WORK INSTRUCTION
Only the lines holding the string "your" are needed; copy each of them from the data.

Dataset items

<<<<

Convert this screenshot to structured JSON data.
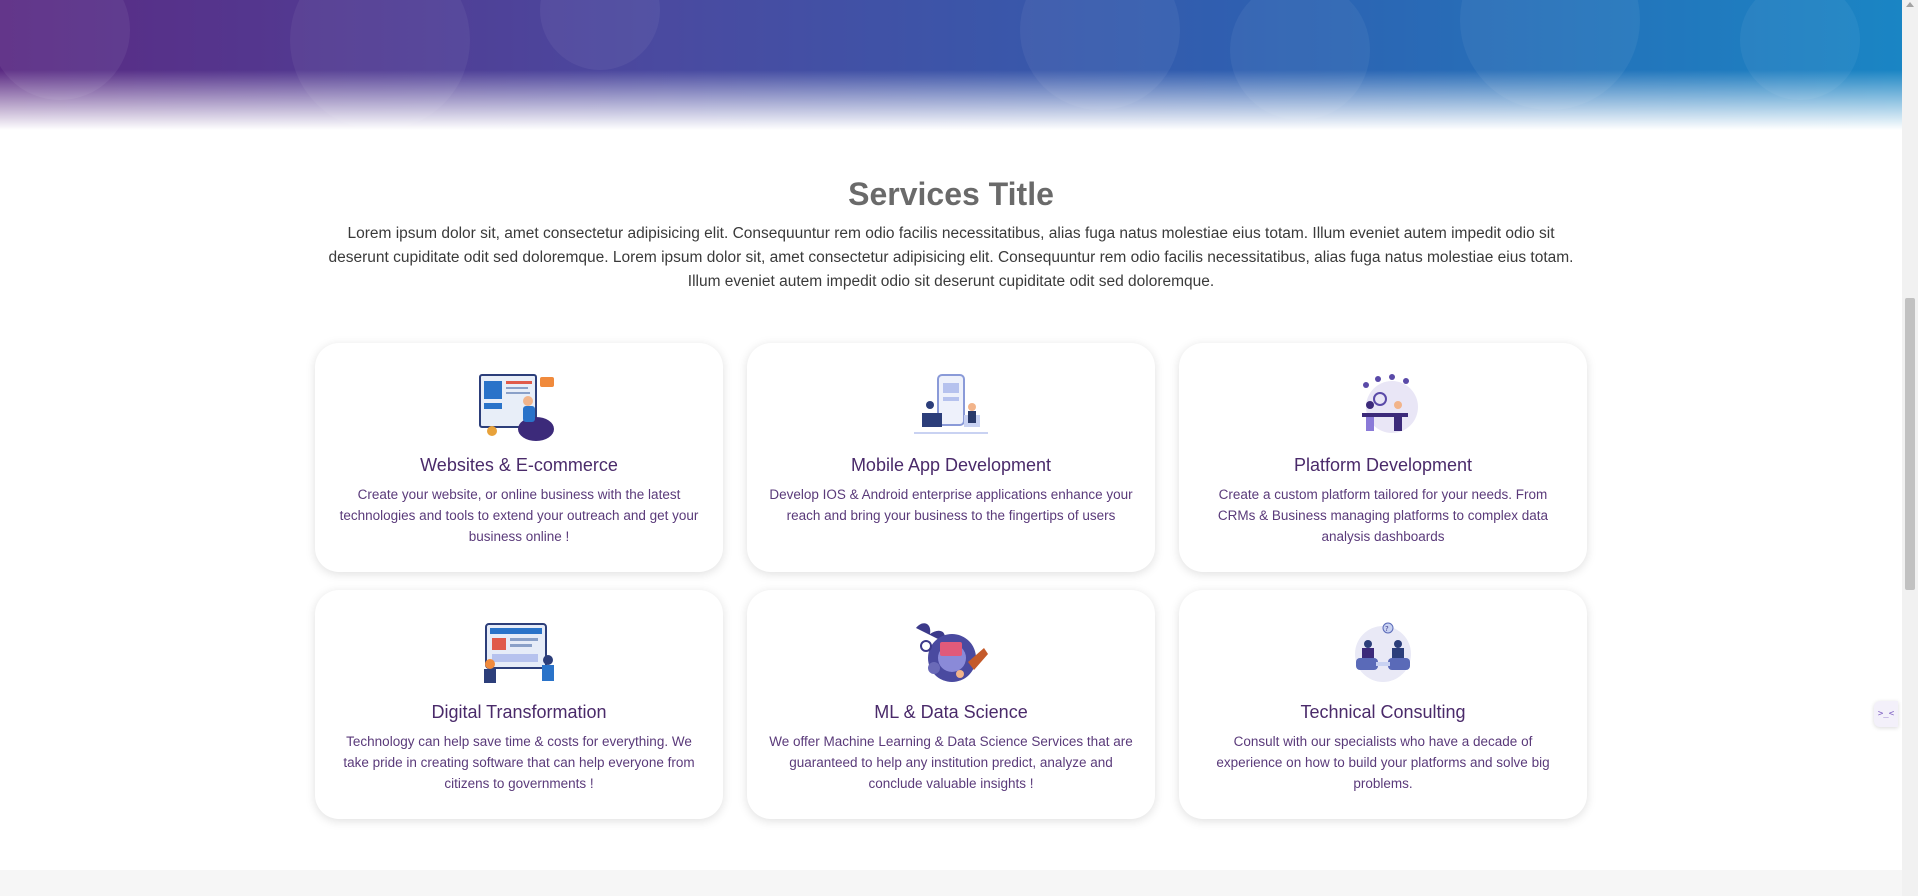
{
  "hero": {
    "background_colors": [
      "#5a2a83",
      "#2f5fb0",
      "#1a85c4"
    ]
  },
  "services": {
    "title": "Services Title",
    "intro": "Lorem ipsum dolor sit, amet consectetur adipisicing elit. Consequuntur rem odio facilis necessitatibus, alias fuga natus molestiae eius totam. Illum eveniet autem impedit odio sit deserunt cupiditate odit sed doloremque. Lorem ipsum dolor sit, amet consectetur adipisicing elit. Consequuntur rem odio facilis necessitatibus, alias fuga natus molestiae eius totam. Illum eveniet autem impedit odio sit deserunt cupiditate odit sed doloremque.",
    "cards": [
      {
        "title": "Websites & E-commerce",
        "description": "Create your website, or online business with the latest technologies and tools to extend your outreach and get your business online !",
        "icon": "website-illustration-icon"
      },
      {
        "title": "Mobile App Development",
        "description": "Develop IOS & Android enterprise applications enhance your reach and bring your business to the fingertips of users",
        "icon": "mobile-app-illustration-icon"
      },
      {
        "title": "Platform Development",
        "description": "Create a custom platform tailored for your needs. From CRMs & Business managing platforms to complex data analysis dashboards",
        "icon": "platform-illustration-icon"
      },
      {
        "title": "Digital Transformation",
        "description": "Technology can help save time & costs for everything. We take pride in creating software that can help everyone from citizens to governments !",
        "icon": "digital-transformation-illustration-icon"
      },
      {
        "title": "ML & Data Science",
        "description": "We offer Machine Learning & Data Science Services that are guaranteed to help any institution predict, analyze and conclude valuable insights !",
        "icon": "ml-data-science-illustration-icon"
      },
      {
        "title": "Technical Consulting",
        "description": "Consult with our specialists who have a decade of experience on how to build your platforms and solve big problems.",
        "icon": "consulting-illustration-icon"
      }
    ]
  },
  "side_widget": {
    "label": ">_<"
  },
  "colors": {
    "card_title": "#4a2a6a",
    "card_text": "#5a3a7a",
    "section_title": "#6a6a6a"
  }
}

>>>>

ANSWER SECTION
        "description": "Create your website, or online business with the latest technologies and tools to extend your outreach and get your business online !",
        "description": "Develop IOS & Android enterprise applications enhance your reach and bring your business to the fingertips of users",
        "description": "Create a custom platform tailored for your needs. From CRMs & Business managing platforms to complex data analysis dashboards",
        "description": "Consult with our specialists who have a decade of experience on how to build your platforms and solve big problems.",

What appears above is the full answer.